  • "There's been one assertion that would be systemic fraud and that would be the claim that machines were programmed essentially to skew the election results. And the DHS and DOJ have looked into that, and so far, we haven't seen anything to substantiate that," he added.

The big picture: The president's campaign and his allies have spent the past four weeks filing dozens of failed lawsuits and promoting conspiratorial allegations of widespread fraud.

  • Barr's comments are sure to prompt fury from the president, who has lashed out at other Republican officials who have contradicted his baseless election claims.
  • On Sunday, President Trump suggested in an interview with Fox News that the Justice Department could be "involved" in the conspiracy to "rig" the election.
  • "You would think if you’re in the FBI or Department of Justice, this is the biggest thing you could be looking at. Where are they? I’ve not seen anything," Trump said.

Between the lines: Earlier this month, Barr authorized U.S. attorneys to conduct investigations into alleged voter fraud if there are "clear and apparently-credible allegations of irregularities" that could change the outcome of a federal election in a particular state.

  • He told AP that the FBI and prosecutors are continuing to follow up on specific complaints, but have not seen any evidence yet that would overturn the results of the election.
  • “Most claims of fraud are very particularized to a particular set of circumstances or actors or conduct. They are not systemic allegations. And those have been run down; they are being run down,” Barr said. “Some have been broad and potentially cover a few thousand votes. They have been followed up on.”

The other side: Trump lawyers Rudy Giuliani and Jenna Ellis responded to Barr's comments in a statement Tuesday, claiming the Justice Department has not conducted "any semblance" of an investigation — including by auditing voting machines or using subpoena powers.

  • “Nonetheless, we will continue our pursuit of the truth through the judicial system and state legislatures, and continue toward the Constitution’s mandate and ensuring that every legal vote is counted and every illegal vote is not," Giuliani and Ellis added.

This story is breaking news. Please check back for updates.

Go deeper

Jan 25, 2021 - Axios Twin Cities

Mike Lindell moves the goalposts on a run for Minnesota governor

MyPillow CEO Mike Lindell waits outside the West Wing of the White House before entering on Jan. 15. Photo: Drew Angerer/Getty Images

The will-he-or-won't-he speculation surrounding a possible gubernatorial run by MyPillow CEO Mike Lindell is destined to continue at least a bit longer.

What he's saying: Lindell told Axios that his focus is currently on proving his (baseless) claims of election fraud. He won't make a decision until that fight is resolved.

Mike Allen, author of AM
4 hours ago - Politics & Policy

Biden adviser Cedric Richmond sees first-term progress on reparations

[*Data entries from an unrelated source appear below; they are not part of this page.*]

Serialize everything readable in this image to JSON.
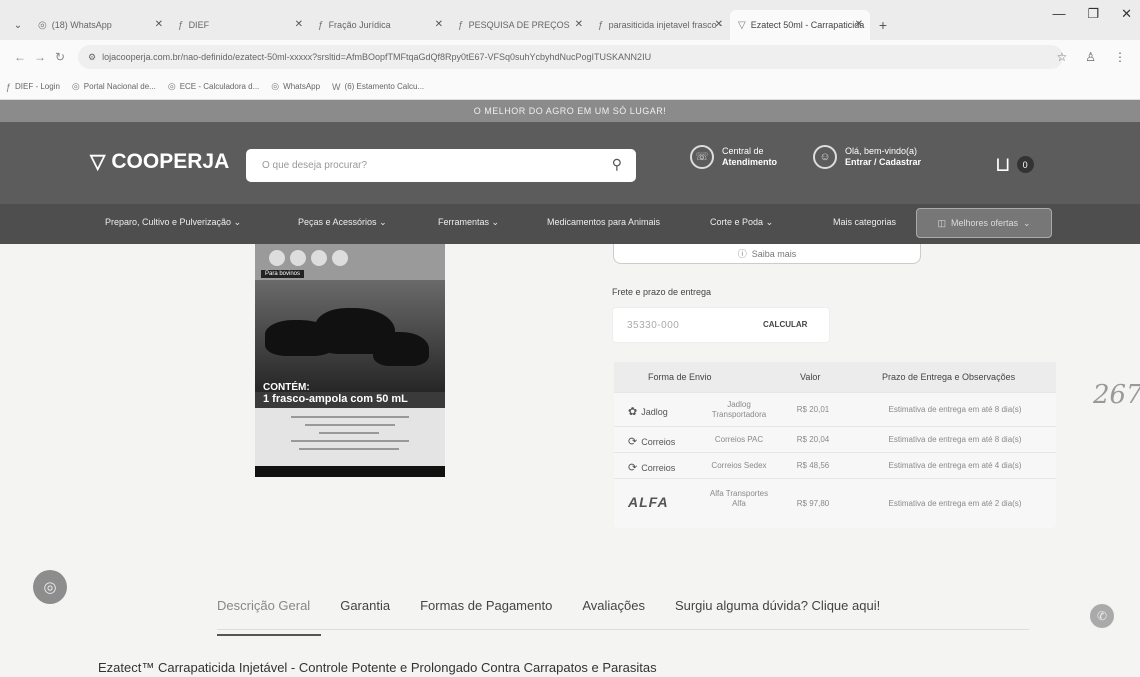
{
  "browser": {
    "tabs": [
      {
        "label": "(18) WhatsApp",
        "active": false
      },
      {
        "label": "DIEF",
        "active": false
      },
      {
        "label": "Fração Jurídica",
        "active": false
      },
      {
        "label": "PESQUISA DE PREÇOS",
        "active": false
      },
      {
        "label": "parasiticida injetavel frasco -",
        "active": false
      },
      {
        "label": "Ezatect 50ml - Carrapaticida",
        "active": true
      }
    ],
    "url": "lojacooperja.com.br/nao-definido/ezatect-50ml-xxxxx?srsltid=AfmBOopfTMFtqaGdQf8Rpy0tE67-VFSq0suhYcbyhdNucPogITUSKANN2IU",
    "bookmarks": [
      {
        "label": "DIEF - Login",
        "icon": "document-icon"
      },
      {
        "label": "Portal Nacional de...",
        "icon": "globe-icon"
      },
      {
        "label": "ECE - Calculadora d...",
        "icon": "globe-icon"
      },
      {
        "label": "WhatsApp",
        "icon": "globe-icon"
      },
      {
        "label": "(6) Estamento Calcu...",
        "icon": "word-icon"
      }
    ]
  },
  "site": {
    "promo_text": "O MELHOR DO AGRO EM UM SÓ LUGAR!",
    "logo_text": "COOPERJA",
    "search_placeholder": "O que deseja procurar?",
    "support": {
      "line1": "Central de",
      "line2": "Atendimento"
    },
    "account": {
      "line1": "Olá, bem-vindo(a)",
      "line2": "Entrar / Cadastrar"
    },
    "cart_count": "0",
    "categories": [
      "Preparo, Cultivo e Pulverização",
      "Peças e Acessórios",
      "Ferramentas",
      "Medicamentos para Animais",
      "Corte e Poda",
      "Mais categorias"
    ],
    "offers_label": "Melhores ofertas"
  },
  "product": {
    "image": {
      "tag": "Para bovinos",
      "contem": "CONTÉM:",
      "frasco": "1 frasco-ampola com 50 mL"
    },
    "saiba_mais": "Saiba mais",
    "frete_label": "Frete e prazo de entrega",
    "cep_value": "35330-000",
    "calcular_label": "CALCULAR",
    "shipping": {
      "headers": [
        "Forma de Envio",
        "Valor",
        "Prazo de Entrega e Observações"
      ],
      "rows": [
        {
          "carrier": "Jadlog",
          "method": "Jadlog Transportadora",
          "value": "R$ 20,01",
          "deadline": "Estimativa de entrega em até 8 dia(s)"
        },
        {
          "carrier": "Correios",
          "method": "Correios PAC",
          "value": "R$ 20,04",
          "deadline": "Estimativa de entrega em até 8 dia(s)"
        },
        {
          "carrier": "Correios",
          "method": "Correios Sedex",
          "value": "R$ 48,56",
          "deadline": "Estimativa de entrega em até 4 dia(s)"
        },
        {
          "carrier": "ALFA",
          "method": "Alfa Transportes Alfa",
          "value": "R$ 97,80",
          "deadline": "Estimativa de entrega em até 2 dia(s)"
        }
      ]
    },
    "handwritten_note": "267",
    "tabs": [
      "Descrição Geral",
      "Garantia",
      "Formas de Pagamento",
      "Avaliações",
      "Surgiu alguma dúvida? Clique aqui!"
    ],
    "description_title": "Ezatect™ Carrapaticida Injetável - Controle Potente e Prolongado Contra Carrapatos e Parasitas"
  }
}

Illustration: "Axios on HBO"

White House senior adviser Cedric Richmond told "Axios on HBO" that it's "doable" for President Biden to make first-term progress on breaking down barriers for people of color, while Congress studies reparations for slavery.

Why it matters: Biden said on the campaign trail that he supports creation of a commission to study and develop proposals for reparations — direct payments for African-Americans.

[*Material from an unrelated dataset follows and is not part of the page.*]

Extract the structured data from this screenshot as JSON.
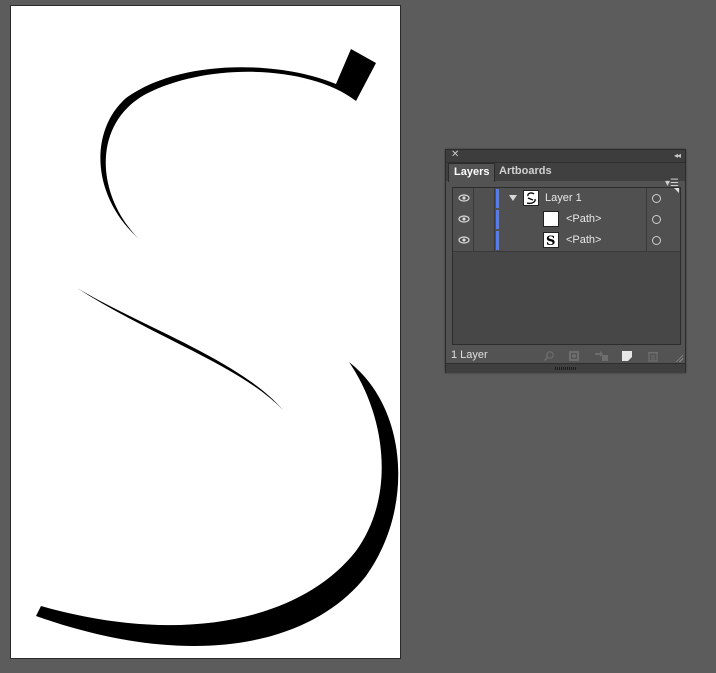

Cyber CEO: Next war will hit regular Americans online

Any future real-world conflict between the United States and an adversary like China or Russia will have direct impacts on regular Americans because of the risk of cyber attack, Kevin Mandia, CEO of cybersecurity company FireEye, tells "Axios on HBO."

What they're saying: "The next conflict where the gloves come off in cyber, the American citizen will be dragged into it, whether they want to be or not. Period."